Deep attention networks are one of the core technologies we use in D.Day Labs. The idea (in a nutshell) is to focus the neural network on the important features of the data (text or even an image). Our research team incorporated attention network as part of the data processing pipeline in DataSense. Attention networks allow DataSense to achieve state-of-the-art accuracy in classification.
One of the biggest criticism about deep learning, is its inability to explain how a prediction is made. It is almost impossible to find the mathematical reasoning behind the decision, let alone a reasoning that will make sense to people. This also imposes a GDPR risk, as was published in a recent Oxford paper.
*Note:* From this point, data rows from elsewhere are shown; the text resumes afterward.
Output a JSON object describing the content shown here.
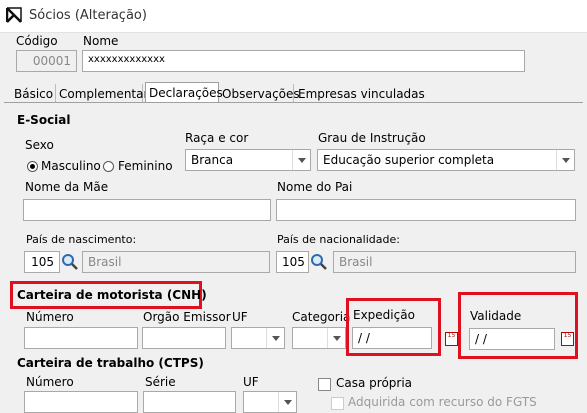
{
  "window": {
    "title": "Sócios (Alteração)"
  },
  "header": {
    "codigo_label": "Código",
    "codigo_value": "00001",
    "nome_label": "Nome",
    "nome_value": "xxxxxxxxxxxxx"
  },
  "tabs": [
    {
      "label": "Básico"
    },
    {
      "label": "Complementar"
    },
    {
      "label": "Declarações"
    },
    {
      "label": "Observações"
    },
    {
      "label": "Empresas vinculadas"
    }
  ],
  "esocial": {
    "section_title": "E-Social",
    "sexo_label": "Sexo",
    "sexo_options": [
      "Masculino",
      "Feminino"
    ],
    "raca_label": "Raça e cor",
    "raca_value": "Branca",
    "grau_label": "Grau de Instrução",
    "grau_value": "Educação superior completa",
    "nome_mae_label": "Nome da Mãe",
    "nome_mae_value": "",
    "nome_pai_label": "Nome do Pai",
    "nome_pai_value": "",
    "pais_nasc_label": "País de nascimento:",
    "pais_nasc_code": "105",
    "pais_nasc_name": "Brasil",
    "pais_nac_label": "País de nacionalidade:",
    "pais_nac_code": "105",
    "pais_nac_name": "Brasil"
  },
  "cnh": {
    "section_title": "Carteira de motorista (CNH)",
    "numero_label": "Número",
    "orgao_label": "Orgão Emissor",
    "uf_label": "UF",
    "categoria_label": "Categoria",
    "expedicao_label": "Expedição",
    "expedicao_value": "/ /",
    "validade_label": "Validade",
    "validade_value": "/ /",
    "calendar_glyph": "15"
  },
  "ctps": {
    "section_title": "Carteira de trabalho (CTPS)",
    "numero_label": "Número",
    "serie_label": "Série",
    "uf_label": "UF",
    "casa_propria_label": "Casa própria",
    "fgts_label": "Adquirida com recurso do FGTS"
  },
  "colors": {
    "highlight": "#e01020",
    "active_tab": "#ffffff"
  }
}
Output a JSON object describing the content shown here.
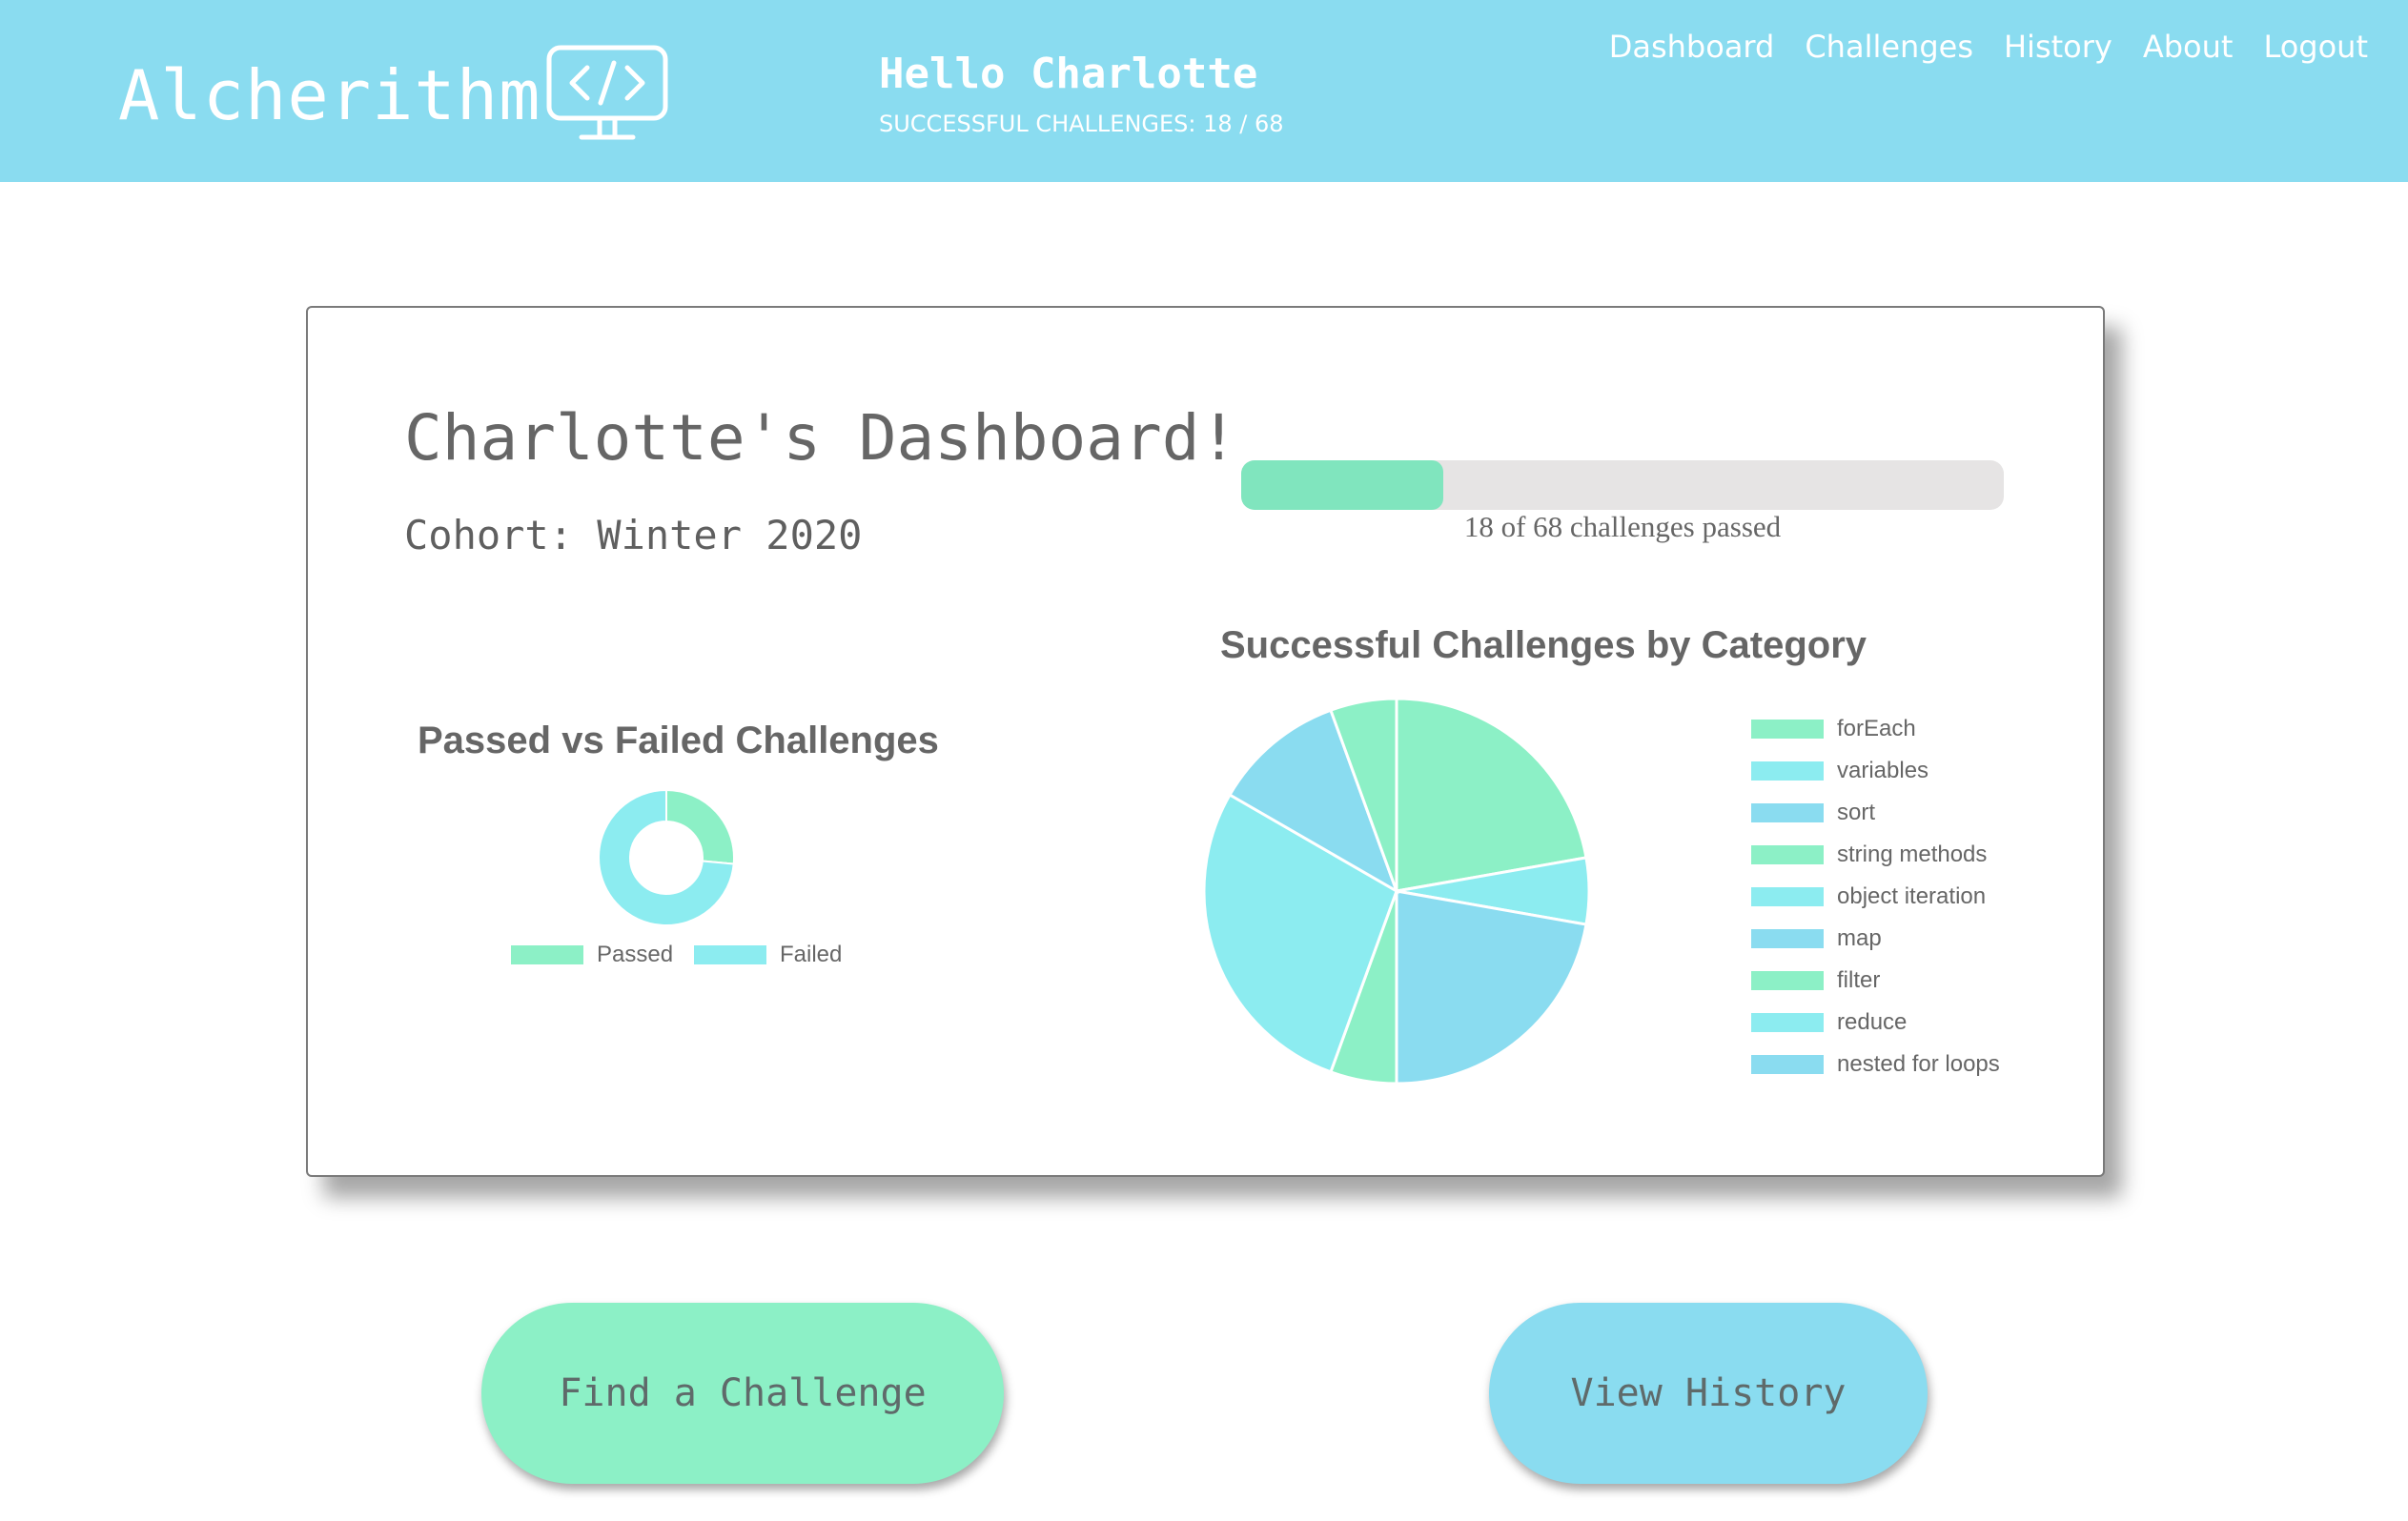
{
  "header": {
    "brand": "Alcherithm",
    "greeting": "Hello Charlotte",
    "sub_greeting": "SUCCESSFUL CHALLENGES: 18 / 68",
    "nav": [
      "Dashboard",
      "Challenges",
      "History",
      "About",
      "Logout"
    ]
  },
  "dashboard": {
    "title": "Charlotte's Dashboard!",
    "cohort": "Cohort: Winter 2020",
    "progress": {
      "passed": 18,
      "total": 68,
      "label": "18 of 68 challenges passed"
    }
  },
  "colors": {
    "header_bg": "#8adcf0",
    "mint": "#8cf0c6",
    "aqua": "#8cecf0",
    "sky": "#8adcf0",
    "progress_fill": "#80e5be",
    "progress_track": "#e6e4e4"
  },
  "chart_data": [
    {
      "type": "doughnut",
      "title": "Passed vs Failed Challenges",
      "categories": [
        "Passed",
        "Failed"
      ],
      "values": [
        18,
        50
      ],
      "colors": [
        "#8cf0c6",
        "#8cecf0"
      ]
    },
    {
      "type": "pie",
      "title": "Successful Challenges by Category",
      "categories": [
        "forEach",
        "variables",
        "sort",
        "string methods",
        "object iteration",
        "map",
        "filter",
        "reduce",
        "nested for loops"
      ],
      "values": [
        4,
        1,
        4,
        1,
        5,
        2,
        1,
        0,
        0
      ],
      "colors": [
        "#8cf0c6",
        "#8cecf0",
        "#8adcf0",
        "#8cf0c6",
        "#8cecf0",
        "#8adcf0",
        "#8cf0c6",
        "#8cecf0",
        "#8adcf0"
      ],
      "legend_position": "right"
    }
  ],
  "actions": {
    "find_challenge": "Find a Challenge",
    "view_history": "View History"
  }
}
For the first time, we released an AI-driven product, that sheds light on the way that machines “think”. Amir Balaish, our data science leader and an attention networks expert, gave a talk in a recent PyData conference (see below). Amir explained the technical base and mathematical grounds of attention networks with real-world uses in text and image processing.
Although we cannot share our clients’ data, we can show our results on public data. The Yelp dataset, is widely used among NLP researchers; the task is to predict whether a restaurant review is positive or negative.
In the example below, we processed the reviews with the deep neural network. The words in red were the most influential in the hierarchical attention network decision.
A bad review:
A good review:
And of course, Amir’s talk.
A scanned document is a key data source in big enterprises, such as your bank and insurance company. Documents which are not filled-in correctly impose an immense legal risk. Any party of a contract might deny its agreement to the terms. Until now, documents were validated in a manual way. Humans are prone to error, so it’s impossible to validate documents on a large scale. Another aspect is the GDPR consent, which can be in the form of a scanned document (for instance, as part of know-your-client [KYC] process).
In D.Day Labs, we believe that data intelligence is key to every aspect of data processing. Due to an increasing demand from our client base, we developed scanned documents validation, as can be seen in the images below. The correct fields are marked in green, while missing fields are marked in red. DataSense classifies the document category based on artificial intelligence. Then our algorithms use unconventional deep learning and computer vision to find the missing fields.
Artificial intelligence creates new opportunities to solve old problems in data governance. Stay tuned for more research updates!